### TASK INPUTS ###
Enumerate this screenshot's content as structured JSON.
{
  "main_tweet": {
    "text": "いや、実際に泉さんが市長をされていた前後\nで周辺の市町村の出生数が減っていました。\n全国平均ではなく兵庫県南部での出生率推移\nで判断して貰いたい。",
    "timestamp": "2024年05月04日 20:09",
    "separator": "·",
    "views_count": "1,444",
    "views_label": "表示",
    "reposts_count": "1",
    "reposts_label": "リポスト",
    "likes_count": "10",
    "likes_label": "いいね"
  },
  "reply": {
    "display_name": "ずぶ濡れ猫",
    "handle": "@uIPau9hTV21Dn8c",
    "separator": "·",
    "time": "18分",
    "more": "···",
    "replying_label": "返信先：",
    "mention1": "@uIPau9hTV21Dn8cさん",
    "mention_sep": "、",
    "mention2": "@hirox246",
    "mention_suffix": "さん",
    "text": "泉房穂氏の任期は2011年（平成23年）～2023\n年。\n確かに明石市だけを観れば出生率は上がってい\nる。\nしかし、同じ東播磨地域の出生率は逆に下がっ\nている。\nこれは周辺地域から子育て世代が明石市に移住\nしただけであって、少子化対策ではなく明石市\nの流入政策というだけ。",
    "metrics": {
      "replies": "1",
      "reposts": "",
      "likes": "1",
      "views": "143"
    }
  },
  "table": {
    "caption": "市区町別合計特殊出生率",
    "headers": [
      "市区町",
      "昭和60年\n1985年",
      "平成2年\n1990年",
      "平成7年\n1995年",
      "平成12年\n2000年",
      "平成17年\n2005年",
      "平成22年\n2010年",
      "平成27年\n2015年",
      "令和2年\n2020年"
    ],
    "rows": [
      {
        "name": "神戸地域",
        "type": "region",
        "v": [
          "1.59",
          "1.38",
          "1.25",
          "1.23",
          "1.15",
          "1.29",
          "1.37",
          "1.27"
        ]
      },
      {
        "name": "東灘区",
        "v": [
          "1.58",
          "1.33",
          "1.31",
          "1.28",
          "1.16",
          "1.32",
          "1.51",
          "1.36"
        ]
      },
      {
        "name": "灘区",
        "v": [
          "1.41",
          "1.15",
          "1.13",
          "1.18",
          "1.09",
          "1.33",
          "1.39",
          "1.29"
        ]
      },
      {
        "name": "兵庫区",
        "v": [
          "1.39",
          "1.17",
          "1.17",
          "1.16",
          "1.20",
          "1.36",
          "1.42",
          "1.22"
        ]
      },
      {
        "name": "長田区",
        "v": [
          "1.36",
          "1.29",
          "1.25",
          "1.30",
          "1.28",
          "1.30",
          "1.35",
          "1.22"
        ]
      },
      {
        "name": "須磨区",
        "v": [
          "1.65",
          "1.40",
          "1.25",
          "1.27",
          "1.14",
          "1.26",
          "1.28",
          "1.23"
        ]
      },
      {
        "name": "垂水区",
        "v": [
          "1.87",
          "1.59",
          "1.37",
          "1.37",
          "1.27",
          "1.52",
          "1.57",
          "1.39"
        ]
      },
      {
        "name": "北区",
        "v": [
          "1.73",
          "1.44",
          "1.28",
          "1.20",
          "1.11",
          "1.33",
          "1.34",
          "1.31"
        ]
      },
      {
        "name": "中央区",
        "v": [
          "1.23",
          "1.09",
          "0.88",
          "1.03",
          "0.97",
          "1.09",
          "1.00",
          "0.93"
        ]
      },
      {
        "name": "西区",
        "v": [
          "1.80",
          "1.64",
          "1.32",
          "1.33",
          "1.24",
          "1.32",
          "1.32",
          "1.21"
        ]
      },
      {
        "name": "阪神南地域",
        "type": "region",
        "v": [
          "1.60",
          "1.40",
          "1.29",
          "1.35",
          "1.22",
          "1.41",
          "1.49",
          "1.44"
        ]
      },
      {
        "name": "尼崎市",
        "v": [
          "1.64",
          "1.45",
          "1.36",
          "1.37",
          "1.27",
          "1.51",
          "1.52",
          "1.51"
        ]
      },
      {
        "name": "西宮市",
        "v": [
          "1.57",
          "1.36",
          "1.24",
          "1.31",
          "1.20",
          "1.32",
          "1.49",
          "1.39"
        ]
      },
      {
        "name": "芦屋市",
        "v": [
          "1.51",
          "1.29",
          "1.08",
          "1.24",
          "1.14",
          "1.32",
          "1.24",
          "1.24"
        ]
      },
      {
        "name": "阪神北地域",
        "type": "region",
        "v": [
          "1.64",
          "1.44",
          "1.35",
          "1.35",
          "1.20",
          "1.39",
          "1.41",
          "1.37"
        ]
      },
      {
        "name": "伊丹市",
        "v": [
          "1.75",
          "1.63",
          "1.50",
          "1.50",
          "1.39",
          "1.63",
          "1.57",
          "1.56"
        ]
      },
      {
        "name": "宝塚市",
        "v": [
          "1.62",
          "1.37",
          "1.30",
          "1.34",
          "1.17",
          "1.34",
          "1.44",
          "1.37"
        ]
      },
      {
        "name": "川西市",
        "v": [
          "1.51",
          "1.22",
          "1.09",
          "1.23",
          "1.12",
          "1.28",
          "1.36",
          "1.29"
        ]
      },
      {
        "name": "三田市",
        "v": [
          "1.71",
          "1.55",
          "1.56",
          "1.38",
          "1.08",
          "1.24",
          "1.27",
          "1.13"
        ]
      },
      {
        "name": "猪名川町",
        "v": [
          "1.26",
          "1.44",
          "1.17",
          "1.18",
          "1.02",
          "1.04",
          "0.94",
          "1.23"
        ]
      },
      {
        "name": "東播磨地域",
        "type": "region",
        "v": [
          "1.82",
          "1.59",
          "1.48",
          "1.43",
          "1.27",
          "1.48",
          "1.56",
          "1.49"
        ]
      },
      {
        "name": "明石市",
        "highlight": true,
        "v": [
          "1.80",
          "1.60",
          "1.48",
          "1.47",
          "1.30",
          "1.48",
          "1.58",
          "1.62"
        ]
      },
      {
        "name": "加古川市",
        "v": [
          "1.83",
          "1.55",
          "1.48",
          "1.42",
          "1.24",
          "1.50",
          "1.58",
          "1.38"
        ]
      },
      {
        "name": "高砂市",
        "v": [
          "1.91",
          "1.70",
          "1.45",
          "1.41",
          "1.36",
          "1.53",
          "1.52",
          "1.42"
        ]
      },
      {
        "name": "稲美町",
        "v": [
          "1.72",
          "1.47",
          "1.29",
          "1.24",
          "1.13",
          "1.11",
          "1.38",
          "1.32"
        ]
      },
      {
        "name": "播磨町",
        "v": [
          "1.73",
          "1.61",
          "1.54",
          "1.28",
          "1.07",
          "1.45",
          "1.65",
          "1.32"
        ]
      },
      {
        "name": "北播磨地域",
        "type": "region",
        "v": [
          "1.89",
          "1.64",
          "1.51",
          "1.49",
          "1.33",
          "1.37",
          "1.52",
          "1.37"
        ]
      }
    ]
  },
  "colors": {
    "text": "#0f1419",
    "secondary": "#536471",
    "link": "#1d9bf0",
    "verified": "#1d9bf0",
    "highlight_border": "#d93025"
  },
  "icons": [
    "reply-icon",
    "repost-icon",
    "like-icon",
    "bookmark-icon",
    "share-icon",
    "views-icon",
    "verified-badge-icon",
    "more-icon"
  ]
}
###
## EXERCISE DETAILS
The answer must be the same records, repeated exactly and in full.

## COMPLETED EXERCISE
Enumerate this screenshot's content as structured JSON.
{
  "main_tweet": {
    "text": "いや、実際に泉さんが市長をされていた前後\nで周辺の市町村の出生数が減っていました。\n全国平均ではなく兵庫県南部での出生率推移\nで判断して貰いたい。",
    "timestamp": "2024年05月04日 20:09",
    "separator": "·",
    "views_count": "1,444",
    "views_label": "表示",
    "reposts_count": "1",
    "reposts_label": "リポスト",
    "likes_count": "10",
    "likes_label": "いいね"
  },
  "reply": {
    "display_name": "ずぶ濡れ猫",
    "handle": "@uIPau9hTV21Dn8c",
    "separator": "·",
    "time": "18分",
    "more": "···",
    "replying_label": "返信先：",
    "mention1": "@uIPau9hTV21Dn8cさん",
    "mention_sep": "、",
    "mention2": "@hirox246",
    "mention_suffix": "さん",
    "text": "泉房穂氏の任期は2011年（平成23年）～2023\n年。\n確かに明石市だけを観れば出生率は上がってい\nる。\nしかし、同じ東播磨地域の出生率は逆に下がっ\nている。\nこれは周辺地域から子育て世代が明石市に移住\nしただけであって、少子化対策ではなく明石市\nの流入政策というだけ。",
    "metrics": {
      "replies": "1",
      "reposts": "",
      "likes": "1",
      "views": "143"
    }
  },
  "table": {
    "caption": "市区町別合計特殊出生率",
    "headers": [
      "市区町",
      "昭和60年\n1985年",
      "平成2年\n1990年",
      "平成7年\n1995年",
      "平成12年\n2000年",
      "平成17年\n2005年",
      "平成22年\n2010年",
      "平成27年\n2015年",
      "令和2年\n2020年"
    ],
    "rows": [
      {
        "name": "神戸地域",
        "type": "region",
        "v": [
          "1.59",
          "1.38",
          "1.25",
          "1.23",
          "1.15",
          "1.29",
          "1.37",
          "1.27"
        ]
      },
      {
        "name": "東灘区",
        "v": [
          "1.58",
          "1.33",
          "1.31",
          "1.28",
          "1.16",
          "1.32",
          "1.51",
          "1.36"
        ]
      },
      {
        "name": "灘区",
        "v": [
          "1.41",
          "1.15",
          "1.13",
          "1.18",
          "1.09",
          "1.33",
          "1.39",
          "1.29"
        ]
      },
      {
        "name": "兵庫区",
        "v": [
          "1.39",
          "1.17",
          "1.17",
          "1.16",
          "1.20",
          "1.36",
          "1.42",
          "1.22"
        ]
      },
      {
        "name": "長田区",
        "v": [
          "1.36",
          "1.29",
          "1.25",
          "1.30",
          "1.28",
          "1.30",
          "1.35",
          "1.22"
        ]
      },
      {
        "name": "須磨区",
        "v": [
          "1.65",
          "1.40",
          "1.25",
          "1.27",
          "1.14",
          "1.26",
          "1.28",
          "1.23"
        ]
      },
      {
        "name": "垂水区",
        "v": [
          "1.87",
          "1.59",
          "1.37",
          "1.37",
          "1.27",
          "1.52",
          "1.57",
          "1.39"
        ]
      },
      {
        "name": "北区",
        "v": [
          "1.73",
          "1.44",
          "1.28",
          "1.20",
          "1.11",
          "1.33",
          "1.34",
          "1.31"
        ]
      },
      {
        "name": "中央区",
        "v": [
          "1.23",
          "1.09",
          "0.88",
          "1.03",
          "0.97",
          "1.09",
          "1.00",
          "0.93"
        ]
      },
      {
        "name": "西区",
        "v": [
          "1.80",
          "1.64",
          "1.32",
          "1.33",
          "1.24",
          "1.32",
          "1.32",
          "1.21"
        ]
      },
      {
        "name": "阪神南地域",
        "type": "region",
        "v": [
          "1.60",
          "1.40",
          "1.29",
          "1.35",
          "1.22",
          "1.41",
          "1.49",
          "1.44"
        ]
      },
      {
        "name": "尼崎市",
        "v": [
          "1.64",
          "1.45",
          "1.36",
          "1.37",
          "1.27",
          "1.51",
          "1.52",
          "1.51"
        ]
      },
      {
        "name": "西宮市",
        "v": [
          "1.57",
          "1.36",
          "1.24",
          "1.31",
          "1.20",
          "1.32",
          "1.49",
          "1.39"
        ]
      },
      {
        "name": "芦屋市",
        "v": [
          "1.51",
          "1.29",
          "1.08",
          "1.24",
          "1.14",
          "1.32",
          "1.24",
          "1.24"
        ]
      },
      {
        "name": "阪神北地域",
        "type": "region",
        "v": [
          "1.64",
          "1.44",
          "1.35",
          "1.35",
          "1.20",
          "1.39",
          "1.41",
          "1.37"
        ]
      },
      {
        "name": "伊丹市",
        "v": [
          "1.75",
          "1.63",
          "1.50",
          "1.50",
          "1.39",
          "1.63",
          "1.57",
          "1.56"
        ]
      },
      {
        "name": "宝塚市",
        "v": [
          "1.62",
          "1.37",
          "1.30",
          "1.34",
          "1.17",
          "1.34",
          "1.44",
          "1.37"
        ]
      },
      {
        "name": "川西市",
        "v": [
          "1.51",
          "1.22",
          "1.09",
          "1.23",
          "1.12",
          "1.28",
          "1.36",
          "1.29"
        ]
      },
      {
        "name": "三田市",
        "v": [
          "1.71",
          "1.55",
          "1.56",
          "1.38",
          "1.08",
          "1.24",
          "1.27",
          "1.13"
        ]
      },
      {
        "name": "猪名川町",
        "v": [
          "1.26",
          "1.44",
          "1.17",
          "1.18",
          "1.02",
          "1.04",
          "0.94",
          "1.23"
        ]
      },
      {
        "name": "東播磨地域",
        "type": "region",
        "v": [
          "1.82",
          "1.59",
          "1.48",
          "1.43",
          "1.27",
          "1.48",
          "1.56",
          "1.49"
        ]
      },
      {
        "name": "明石市",
        "highlight": true,
        "v": [
          "1.80",
          "1.60",
          "1.48",
          "1.47",
          "1.30",
          "1.48",
          "1.58",
          "1.62"
        ]
      },
      {
        "name": "加古川市",
        "v": [
          "1.83",
          "1.55",
          "1.48",
          "1.42",
          "1.24",
          "1.50",
          "1.58",
          "1.38"
        ]
      },
      {
        "name": "高砂市",
        "v": [
          "1.91",
          "1.70",
          "1.45",
          "1.41",
          "1.36",
          "1.53",
          "1.52",
          "1.42"
        ]
      },
      {
        "name": "稲美町",
        "v": [
          "1.72",
          "1.47",
          "1.29",
          "1.24",
          "1.13",
          "1.11",
          "1.38",
          "1.32"
        ]
      },
      {
        "name": "播磨町",
        "v": [
          "1.73",
          "1.61",
          "1.54",
          "1.28",
          "1.07",
          "1.45",
          "1.65",
          "1.32"
        ]
      },
      {
        "name": "北播磨地域",
        "type": "region",
        "v": [
          "1.89",
          "1.64",
          "1.51",
          "1.49",
          "1.33",
          "1.37",
          "1.52",
          "1.37"
        ]
      }
    ]
  },
  "colors": {
    "text": "#0f1419",
    "secondary": "#536471",
    "link": "#1d9bf0",
    "verified": "#1d9bf0",
    "highlight_border": "#d93025"
  },
  "icons": [
    "reply-icon",
    "repost-icon",
    "like-icon",
    "bookmark-icon",
    "share-icon",
    "views-icon",
    "verified-badge-icon",
    "more-icon"
  ]
}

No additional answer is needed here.